This is why Hong Kong’s office prices keep rising while property market slides
Dark clouds may be looming over Hong Kong’s property market but thanks to mainland companies, there is one silver lining too – the city’s office market.
In what is predicted to be difficult year for the local real estate market as the United States has begun to raise interest rates, the office market could prove to be an exception as mainland companies seeking locations in prime office districts in the city are expected to keep pushing up prices.
“We expect rents in Central to grow 5-10 per cent in 2016. For the overall Grade-A office market, we forecast rents to climb up to 5 per cent,” said Ben Dickinson, head of markets at property consultancy JLL Hong Kong.
Office rents across all major markets in Hong Kong saw rates rise by a healthy margin in 2015, according to JLL data for the first 11 months of 2015.
A measure ofbroad market office rents was up 8.6 per cent for the 11 months while those in Central rose 12.4 per cent, surpassing HK$100 per sq ft for the first time since the euro-zone crisis in the fourth quarter of 2011, according to JLL.
The average monthly rent of Grade-A offices in Central stood at HK$101.5 per sq ft as of the end of November.
The Shanghai-Hong Kong Stock Connect pilot programme has prompted mainland financial services to make a beeline for Central as they look to boost their presence in the city. Mainland firms were among the most active in the market, accounting for about 35 per cent of all leased floor space and 40 per cent of all new leasing transactions in Central, according to JLL.

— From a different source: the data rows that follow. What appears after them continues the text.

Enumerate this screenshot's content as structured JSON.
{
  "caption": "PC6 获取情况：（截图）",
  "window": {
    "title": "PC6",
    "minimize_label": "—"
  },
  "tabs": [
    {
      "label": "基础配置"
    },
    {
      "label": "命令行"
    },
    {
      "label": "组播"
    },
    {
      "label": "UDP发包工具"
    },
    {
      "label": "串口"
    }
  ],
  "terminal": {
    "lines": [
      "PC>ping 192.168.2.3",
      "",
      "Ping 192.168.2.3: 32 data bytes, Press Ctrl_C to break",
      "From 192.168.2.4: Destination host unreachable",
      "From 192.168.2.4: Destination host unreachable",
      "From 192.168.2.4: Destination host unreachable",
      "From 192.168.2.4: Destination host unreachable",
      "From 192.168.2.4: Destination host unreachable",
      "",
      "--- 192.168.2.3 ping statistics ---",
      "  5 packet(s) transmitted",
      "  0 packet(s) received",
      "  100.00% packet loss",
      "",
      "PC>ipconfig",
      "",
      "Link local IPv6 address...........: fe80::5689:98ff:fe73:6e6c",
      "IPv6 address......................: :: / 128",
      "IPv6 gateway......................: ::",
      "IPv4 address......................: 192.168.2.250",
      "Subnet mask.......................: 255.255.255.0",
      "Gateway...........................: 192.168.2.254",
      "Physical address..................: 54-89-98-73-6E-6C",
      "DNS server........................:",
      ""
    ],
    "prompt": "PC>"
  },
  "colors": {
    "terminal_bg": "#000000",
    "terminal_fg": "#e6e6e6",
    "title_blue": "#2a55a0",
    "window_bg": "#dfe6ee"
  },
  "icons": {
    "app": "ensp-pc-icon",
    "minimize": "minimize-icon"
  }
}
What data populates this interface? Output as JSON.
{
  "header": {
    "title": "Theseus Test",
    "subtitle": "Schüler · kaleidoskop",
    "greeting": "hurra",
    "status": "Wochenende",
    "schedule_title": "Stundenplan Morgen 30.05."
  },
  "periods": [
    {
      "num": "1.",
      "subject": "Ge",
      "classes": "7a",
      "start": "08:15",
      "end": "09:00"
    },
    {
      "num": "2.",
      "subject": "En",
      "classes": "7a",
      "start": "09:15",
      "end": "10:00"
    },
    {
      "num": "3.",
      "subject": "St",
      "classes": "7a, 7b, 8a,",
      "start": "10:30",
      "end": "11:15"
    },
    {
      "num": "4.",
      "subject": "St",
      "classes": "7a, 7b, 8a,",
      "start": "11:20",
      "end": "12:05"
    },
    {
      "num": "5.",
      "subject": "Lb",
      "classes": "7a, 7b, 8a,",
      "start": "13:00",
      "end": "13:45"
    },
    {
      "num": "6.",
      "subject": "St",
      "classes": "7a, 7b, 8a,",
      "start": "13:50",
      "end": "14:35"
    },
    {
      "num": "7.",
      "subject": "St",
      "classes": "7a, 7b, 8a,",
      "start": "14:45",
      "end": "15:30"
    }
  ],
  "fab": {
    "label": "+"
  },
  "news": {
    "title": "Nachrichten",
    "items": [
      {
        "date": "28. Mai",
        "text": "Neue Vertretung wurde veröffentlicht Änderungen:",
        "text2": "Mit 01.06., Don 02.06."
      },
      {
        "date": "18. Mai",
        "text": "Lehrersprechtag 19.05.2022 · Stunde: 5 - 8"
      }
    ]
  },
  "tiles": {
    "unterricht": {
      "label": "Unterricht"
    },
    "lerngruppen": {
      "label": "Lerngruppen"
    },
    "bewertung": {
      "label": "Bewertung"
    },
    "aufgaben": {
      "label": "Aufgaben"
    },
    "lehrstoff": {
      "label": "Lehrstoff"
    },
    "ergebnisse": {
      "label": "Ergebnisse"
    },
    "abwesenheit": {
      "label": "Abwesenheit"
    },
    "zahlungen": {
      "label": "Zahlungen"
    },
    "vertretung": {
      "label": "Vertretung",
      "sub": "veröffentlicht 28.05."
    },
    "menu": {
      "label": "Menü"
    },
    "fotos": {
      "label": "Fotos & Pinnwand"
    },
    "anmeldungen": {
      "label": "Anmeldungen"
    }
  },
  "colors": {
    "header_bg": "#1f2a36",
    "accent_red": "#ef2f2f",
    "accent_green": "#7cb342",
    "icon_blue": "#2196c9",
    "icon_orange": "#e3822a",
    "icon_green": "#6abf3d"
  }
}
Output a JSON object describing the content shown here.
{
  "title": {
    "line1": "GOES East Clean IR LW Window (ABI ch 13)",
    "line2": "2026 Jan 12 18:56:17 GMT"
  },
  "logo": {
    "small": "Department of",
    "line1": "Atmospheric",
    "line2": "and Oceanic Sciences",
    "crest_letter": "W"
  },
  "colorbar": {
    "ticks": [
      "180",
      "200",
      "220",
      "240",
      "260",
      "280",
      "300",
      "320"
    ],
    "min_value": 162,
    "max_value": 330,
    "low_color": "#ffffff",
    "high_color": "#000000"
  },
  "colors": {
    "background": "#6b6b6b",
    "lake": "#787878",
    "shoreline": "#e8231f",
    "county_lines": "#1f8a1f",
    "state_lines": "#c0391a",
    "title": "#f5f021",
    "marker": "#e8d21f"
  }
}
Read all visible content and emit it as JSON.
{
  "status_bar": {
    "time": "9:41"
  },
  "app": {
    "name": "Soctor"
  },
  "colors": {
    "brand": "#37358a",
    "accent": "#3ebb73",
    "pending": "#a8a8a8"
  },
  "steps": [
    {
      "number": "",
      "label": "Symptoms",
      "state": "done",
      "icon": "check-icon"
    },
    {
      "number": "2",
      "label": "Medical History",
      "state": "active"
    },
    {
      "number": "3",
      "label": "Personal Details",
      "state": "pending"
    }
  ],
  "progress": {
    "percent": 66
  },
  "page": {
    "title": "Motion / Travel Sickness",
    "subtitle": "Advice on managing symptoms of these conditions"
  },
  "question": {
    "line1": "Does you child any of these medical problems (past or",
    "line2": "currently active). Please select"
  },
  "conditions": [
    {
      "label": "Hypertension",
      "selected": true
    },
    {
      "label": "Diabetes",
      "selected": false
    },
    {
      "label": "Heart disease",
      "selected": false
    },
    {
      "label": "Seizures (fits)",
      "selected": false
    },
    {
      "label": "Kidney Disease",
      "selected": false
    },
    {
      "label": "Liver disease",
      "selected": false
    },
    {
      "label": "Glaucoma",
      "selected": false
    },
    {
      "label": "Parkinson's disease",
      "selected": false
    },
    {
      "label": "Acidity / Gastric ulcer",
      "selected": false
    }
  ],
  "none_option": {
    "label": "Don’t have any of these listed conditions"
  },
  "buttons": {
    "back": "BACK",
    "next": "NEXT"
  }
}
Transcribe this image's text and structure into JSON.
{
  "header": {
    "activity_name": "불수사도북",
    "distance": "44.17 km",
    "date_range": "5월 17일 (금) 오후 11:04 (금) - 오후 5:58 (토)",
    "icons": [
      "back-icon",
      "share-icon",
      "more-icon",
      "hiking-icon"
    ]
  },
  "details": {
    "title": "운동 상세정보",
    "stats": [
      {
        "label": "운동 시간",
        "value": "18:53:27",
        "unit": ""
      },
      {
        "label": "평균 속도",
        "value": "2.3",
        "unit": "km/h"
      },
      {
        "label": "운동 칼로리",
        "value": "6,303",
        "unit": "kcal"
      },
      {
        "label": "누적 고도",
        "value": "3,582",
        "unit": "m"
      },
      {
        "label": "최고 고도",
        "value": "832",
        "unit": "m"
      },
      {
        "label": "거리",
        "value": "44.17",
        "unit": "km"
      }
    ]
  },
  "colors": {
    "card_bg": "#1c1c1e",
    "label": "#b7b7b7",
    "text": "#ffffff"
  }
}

“We expect the expansion trend to continue with more and more wealth management and asset management demand from mainland Chinese companies,” said Kenny Yu, local director of markets at JLL
JLL says it believes strong policy support on the mainland – such as the expected launch of Shenzhen-Hong Kong Stock Connect – should translate into greater demand from financial services firms from across the border.
Despite demand from mainland companies, the core business district in Central will remain a multinational mix, according to Nigel Smith, managing director of Colliers International’s Hong Kong office. International law firms, for example, prefer to keep their offices in the core office district, he said.
Other companies, however, are more amenable to alternative locations as the pressure on core rents in Central persists.
“Banks and fund management companies are among those moving out of Central as mainland companies move in. They don’t necessarily need to have an office in Central for clients to recognise them. They are mainly moving to West Kowloon’s International Commerce Centre, Wan Chai, Causeway Bay and Quarry Bay,” JLL’s Yu said.
Colliers International’s Smith said he expects consultancies and advisory firms, accounting firms and insurance companies to continue to move out of Central to other districts where rents are lower.
In the sales market, Knight Frank said strong performance was recorded with the completion of several large-scale transactions. Mainland companies are expected to continue to buy buildings en bloc along with leasing offices in the core business district this year. They will be the key drivers for new take-up and office acquisition in the next three to five years, Smith said.